Following up on what I’ve earlier written about the differences between intensive reading and extensive reading, it’s now time to talk about reading materials. For higher level students, this isn’t so big of a problem. For students with, say an IBT TOEFL of 70 (525 on the paper based version) or an IELTS band 5.5, there are numerous interesting extensive reading options. If your students are already at that level, then I suggest the Hardy Boys and Nancy Drew series. If your students aren’t yet at that level, then this article is for you.
Lower level students pose a real difficulty for extensive reading teachers. In the extreme case, extensive reading just isn’t possible at all. However, it is possible for students to start reading in bulk far sooner than most educators would believe. I’ll assume that your students have learned at least 1000 words (not counting each conjugation or form of a word as a separate entity). Here are the usual stumbling blocks:
- Many educators feel that it is important to give children “authentic” material designed for L1 speakers.
- Authentic material is entirely incomprehensible to EFL learners who only know a couple thousand words.
- While those materials could be glossed, and vocabulary lists provided, that would no longer be extensive reading.
- Authentic materials that are comprehensible to low level students are written for toddlers, and therefore not very interesting to EFL students.
Assuming that we’re convinced that extensive reading is worth the effort, and we aren’t going to give up, giving the students dictionaries and sending them off with difficult authentic reading materials is not an option. That leaves two choices, children’s literature and non-authentic reading materials.
In my essay about extensive reading I mentioned that one potential barrier to implementing extensive reading is the preconceptions of the learners. Many learners (and educators) feel that foreign language materials have to be difficult and involve slow dictionary intensive labor. Otherwise, they feel, it isn’t real learning. I can assure you that it is just those students who will complain reading children’s books. It’s all about ego. I myself, felt happy to write about and post the old Chinese poem from which the Chinese search engine mogul, Baidu, gets its name. My study from the 國語日報, a daily news paper for children, never made it into any of my articles. It just doesn’t feel that cool to be reading things meant for 7 year old children.
However, once people can get by the initial embarrassment of reading children’s books, they can be useful in a number of ways. First of all, it is almost impossible to read children’s books extensively without learning something about the culture of the people for whose children the books were written. Many learners have claimed that reading children’s books en masse helped them develop a strong interest in and affinity for the target culture. Affinity for the target culture is an extremely important trait for language learners in the long term, according to many prominent linguists.

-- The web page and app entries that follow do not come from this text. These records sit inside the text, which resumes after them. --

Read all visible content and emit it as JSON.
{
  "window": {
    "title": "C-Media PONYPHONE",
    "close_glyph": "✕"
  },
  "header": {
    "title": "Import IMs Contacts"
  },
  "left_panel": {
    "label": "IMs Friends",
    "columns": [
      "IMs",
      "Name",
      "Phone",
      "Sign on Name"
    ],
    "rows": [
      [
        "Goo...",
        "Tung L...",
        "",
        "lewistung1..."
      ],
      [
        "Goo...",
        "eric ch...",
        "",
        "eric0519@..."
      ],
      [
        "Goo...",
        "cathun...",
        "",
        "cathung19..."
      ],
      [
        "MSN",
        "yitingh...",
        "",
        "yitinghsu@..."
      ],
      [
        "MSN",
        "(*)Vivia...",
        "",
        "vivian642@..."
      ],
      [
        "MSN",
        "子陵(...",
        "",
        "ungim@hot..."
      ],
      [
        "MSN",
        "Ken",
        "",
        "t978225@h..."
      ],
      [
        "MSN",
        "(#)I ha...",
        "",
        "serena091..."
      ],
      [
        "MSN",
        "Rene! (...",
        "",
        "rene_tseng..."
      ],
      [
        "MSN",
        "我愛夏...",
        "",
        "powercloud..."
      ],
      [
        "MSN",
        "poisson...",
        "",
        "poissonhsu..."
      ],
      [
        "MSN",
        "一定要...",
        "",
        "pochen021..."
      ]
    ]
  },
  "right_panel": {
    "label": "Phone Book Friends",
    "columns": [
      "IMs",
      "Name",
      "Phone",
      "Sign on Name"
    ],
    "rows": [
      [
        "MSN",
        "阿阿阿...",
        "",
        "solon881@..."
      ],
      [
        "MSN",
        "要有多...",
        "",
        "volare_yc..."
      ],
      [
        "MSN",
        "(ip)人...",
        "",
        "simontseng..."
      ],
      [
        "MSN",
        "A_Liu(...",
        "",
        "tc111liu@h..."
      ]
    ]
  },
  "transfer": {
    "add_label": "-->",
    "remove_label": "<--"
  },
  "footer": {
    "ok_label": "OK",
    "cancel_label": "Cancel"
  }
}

Perhaps the largest difficulty of all with children’s literature is that for L2 learners who are adults, the books aren’t that interesting. Obviously, things that interest young children and things that interest adults aren’t necessarily the same.
Graded readers are the other major option for extensive reading classes, besides children’s literature. Graded readers are categorized based on the size of the vocabulary needed to read them. Usually, the vast majority of words in a graded reader will be high frequency words. However, there are also usually a small number of low frequency words in each reader as well. For example, a science fiction story set in space can be written very simply, but no matter how simply it’s written it will need a few low frequency words such as “planet” or “space ship”. There really isn’t any way to avoid a few words like this and still tell interesting stories. These low frequency words are usually glossed and translated at the back of the book. The number of vocabulary words in the book, not including these low frequency words is totaled up, and the result is the number of “headwords” in a book. When deciding how difficult a book to give an EFL learner, it’s best to use the cloze test method I described previously. Generally speaking though, the following guide can be used to determine the number of headwords a student can handle.
Number of headwords they can handle
Students’ TOEIC score
The “levels” in the above chart refer to those used by what I feel is the best graded reader series around, the Oxford Bookworms Collection. My students have made very good progress with their selections and have responded very positively to the books as well. From levels 1-4, each book is about 50 pages long. Books from levels 5-6 can get quite a bit longer. Some books are adaptations of classics, and others are literature created specifically for learners. A few are actually unmodified stories that happen to use suitable vocabulary. The important thing is that these books, as a whole, are actually interesting to read.
Where to Buy the Materials
Considering that on average, Taiwanese people spend over 20% of their disposable incomes on learning English, either for themselves or their children, it is murderously difficult to find graded readers in Taiwan. Do date, I’ve gone to over 40 bookstores, including the gigantic one inside 台北101, and I’ve only found one store that sells them. The same store also has a decent selection of children’s literature and some books for foreigners learning Chinese! It is the Caves Bookstore in 台北 on 中山北路 near MRT雙連站. To get there, go to 雙連站 and then take the exit towards Mackay Hospital. When you get to the first light (中山北路), cross the street and take a left. In less than 5 minutes you’ll get to the Caves Bookstore, right next to a Subway sandwich shop. If you get to a KFC, you’ve gone a little bit too far.
Update: The bookstore mentioned above has closed. The best option now is the Neihu branch of Caves Bookstore, near Cosco.